RECORDS FOR THE TASK:
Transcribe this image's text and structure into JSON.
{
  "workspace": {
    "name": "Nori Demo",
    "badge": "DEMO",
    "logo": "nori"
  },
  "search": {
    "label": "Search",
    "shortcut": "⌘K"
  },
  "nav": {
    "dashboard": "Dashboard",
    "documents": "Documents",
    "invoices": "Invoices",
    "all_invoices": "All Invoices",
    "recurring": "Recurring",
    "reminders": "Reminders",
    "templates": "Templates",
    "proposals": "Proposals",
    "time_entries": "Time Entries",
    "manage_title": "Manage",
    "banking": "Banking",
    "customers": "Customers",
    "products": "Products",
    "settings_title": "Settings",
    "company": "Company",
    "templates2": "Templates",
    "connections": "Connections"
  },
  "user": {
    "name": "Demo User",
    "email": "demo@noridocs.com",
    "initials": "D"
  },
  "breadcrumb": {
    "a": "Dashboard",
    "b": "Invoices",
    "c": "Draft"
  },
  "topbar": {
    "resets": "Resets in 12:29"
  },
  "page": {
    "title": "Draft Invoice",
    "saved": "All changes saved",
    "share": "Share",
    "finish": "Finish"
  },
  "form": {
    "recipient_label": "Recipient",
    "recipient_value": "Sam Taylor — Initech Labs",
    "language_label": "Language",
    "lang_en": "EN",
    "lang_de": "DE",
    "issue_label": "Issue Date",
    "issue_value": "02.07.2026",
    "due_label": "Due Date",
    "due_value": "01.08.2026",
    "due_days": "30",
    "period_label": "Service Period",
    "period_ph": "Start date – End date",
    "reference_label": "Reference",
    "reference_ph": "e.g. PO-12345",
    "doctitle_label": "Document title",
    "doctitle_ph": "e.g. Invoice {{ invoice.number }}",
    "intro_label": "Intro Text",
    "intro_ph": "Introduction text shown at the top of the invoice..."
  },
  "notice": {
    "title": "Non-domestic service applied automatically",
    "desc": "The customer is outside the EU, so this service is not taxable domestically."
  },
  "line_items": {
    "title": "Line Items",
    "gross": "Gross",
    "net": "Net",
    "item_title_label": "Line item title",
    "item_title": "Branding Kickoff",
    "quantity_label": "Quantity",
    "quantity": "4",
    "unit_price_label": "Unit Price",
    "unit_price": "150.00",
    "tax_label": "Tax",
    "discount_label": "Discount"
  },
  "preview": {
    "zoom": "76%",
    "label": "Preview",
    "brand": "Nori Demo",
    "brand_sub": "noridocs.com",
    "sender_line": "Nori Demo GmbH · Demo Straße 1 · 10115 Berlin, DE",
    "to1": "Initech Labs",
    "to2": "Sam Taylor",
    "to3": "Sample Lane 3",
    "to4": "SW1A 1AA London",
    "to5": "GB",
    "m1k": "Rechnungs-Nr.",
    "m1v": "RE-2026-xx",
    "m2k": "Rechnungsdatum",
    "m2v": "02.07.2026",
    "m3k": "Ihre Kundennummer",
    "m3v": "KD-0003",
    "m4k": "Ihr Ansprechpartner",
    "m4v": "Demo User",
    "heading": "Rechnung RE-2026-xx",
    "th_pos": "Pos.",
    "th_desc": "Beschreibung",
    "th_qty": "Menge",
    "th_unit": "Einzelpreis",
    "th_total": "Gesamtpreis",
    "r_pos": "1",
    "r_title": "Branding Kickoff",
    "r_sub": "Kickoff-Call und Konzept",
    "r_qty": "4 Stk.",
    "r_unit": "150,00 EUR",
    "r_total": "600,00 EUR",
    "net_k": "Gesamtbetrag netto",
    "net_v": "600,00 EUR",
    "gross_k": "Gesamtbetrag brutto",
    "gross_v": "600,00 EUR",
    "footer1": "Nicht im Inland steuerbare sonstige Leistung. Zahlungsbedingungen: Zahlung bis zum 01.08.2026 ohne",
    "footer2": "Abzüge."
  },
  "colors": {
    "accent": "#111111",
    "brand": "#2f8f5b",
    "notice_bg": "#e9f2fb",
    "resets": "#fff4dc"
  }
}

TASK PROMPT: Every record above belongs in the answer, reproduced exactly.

TASK RESULT:
Transcribe this image's text and structure into JSON.
{
  "workspace": {
    "name": "Nori Demo",
    "badge": "DEMO",
    "logo": "nori"
  },
  "search": {
    "label": "Search",
    "shortcut": "⌘K"
  },
  "nav": {
    "dashboard": "Dashboard",
    "documents": "Documents",
    "invoices": "Invoices",
    "all_invoices": "All Invoices",
    "recurring": "Recurring",
    "reminders": "Reminders",
    "templates": "Templates",
    "proposals": "Proposals",
    "time_entries": "Time Entries",
    "manage_title": "Manage",
    "banking": "Banking",
    "customers": "Customers",
    "products": "Products",
    "settings_title": "Settings",
    "company": "Company",
    "templates2": "Templates",
    "connections": "Connections"
  },
  "user": {
    "name": "Demo User",
    "email": "demo@noridocs.com",
    "initials": "D"
  },
  "breadcrumb": {
    "a": "Dashboard",
    "b": "Invoices",
    "c": "Draft"
  },
  "topbar": {
    "resets": "Resets in 12:29"
  },
  "page": {
    "title": "Draft Invoice",
    "saved": "All changes saved",
    "share": "Share",
    "finish": "Finish"
  },
  "form": {
    "recipient_label": "Recipient",
    "recipient_value": "Sam Taylor — Initech Labs",
    "language_label": "Language",
    "lang_en": "EN",
    "lang_de": "DE",
    "issue_label": "Issue Date",
    "issue_value": "02.07.2026",
    "due_label": "Due Date",
    "due_value": "01.08.2026",
    "due_days": "30",
    "period_label": "Service Period",
    "period_ph": "Start date – End date",
    "reference_label": "Reference",
    "reference_ph": "e.g. PO-12345",
    "doctitle_label": "Document title",
    "doctitle_ph": "e.g. Invoice {{ invoice.number }}",
    "intro_label": "Intro Text",
    "intro_ph": "Introduction text shown at the top of the invoice..."
  },
  "notice": {
    "title": "Non-domestic service applied automatically",
    "desc": "The customer is outside the EU, so this service is not taxable domestically."
  },
  "line_items": {
    "title": "Line Items",
    "gross": "Gross",
    "net": "Net",
    "item_title_label": "Line item title",
    "item_title": "Branding Kickoff",
    "quantity_label": "Quantity",
    "quantity": "4",
    "unit_price_label": "Unit Price",
    "unit_price": "150.00",
    "tax_label": "Tax",
    "discount_label": "Discount"
  },
  "preview": {
    "zoom": "76%",
    "label": "Preview",
    "brand": "Nori Demo",
    "brand_sub": "noridocs.com",
    "sender_line": "Nori Demo GmbH · Demo Straße 1 · 10115 Berlin, DE",
    "to1": "Initech Labs",
    "to2": "Sam Taylor",
    "to3": "Sample Lane 3",
    "to4": "SW1A 1AA London",
    "to5": "GB",
    "m1k": "Rechnungs-Nr.",
    "m1v": "RE-2026-xx",
    "m2k": "Rechnungsdatum",
    "m2v": "02.07.2026",
    "m3k": "Ihre Kundennummer",
    "m3v": "KD-0003",
    "m4k": "Ihr Ansprechpartner",
    "m4v": "Demo User",
    "heading": "Rechnung RE-2026-xx",
    "th_pos": "Pos.",
    "th_desc": "Beschreibung",
    "th_qty": "Menge",
    "th_unit": "Einzelpreis",
    "th_total": "Gesamtpreis",
    "r_pos": "1",
    "r_title": "Branding Kickoff",
    "r_sub": "Kickoff-Call und Konzept",
    "r_qty": "4 Stk.",
    "r_unit": "150,00 EUR",
    "r_total": "600,00 EUR",
    "net_k": "Gesamtbetrag netto",
    "net_v": "600,00 EUR",
    "gross_k": "Gesamtbetrag brutto",
    "gross_v": "600,00 EUR",
    "footer1": "Nicht im Inland steuerbare sonstige Leistung. Zahlungsbedingungen: Zahlung bis zum 01.08.2026 ohne",
    "footer2": "Abzüge."
  },
  "colors": {
    "accent": "#111111",
    "brand": "#2f8f5b",
    "notice_bg": "#e9f2fb",
    "resets": "#fff4dc"
  }
}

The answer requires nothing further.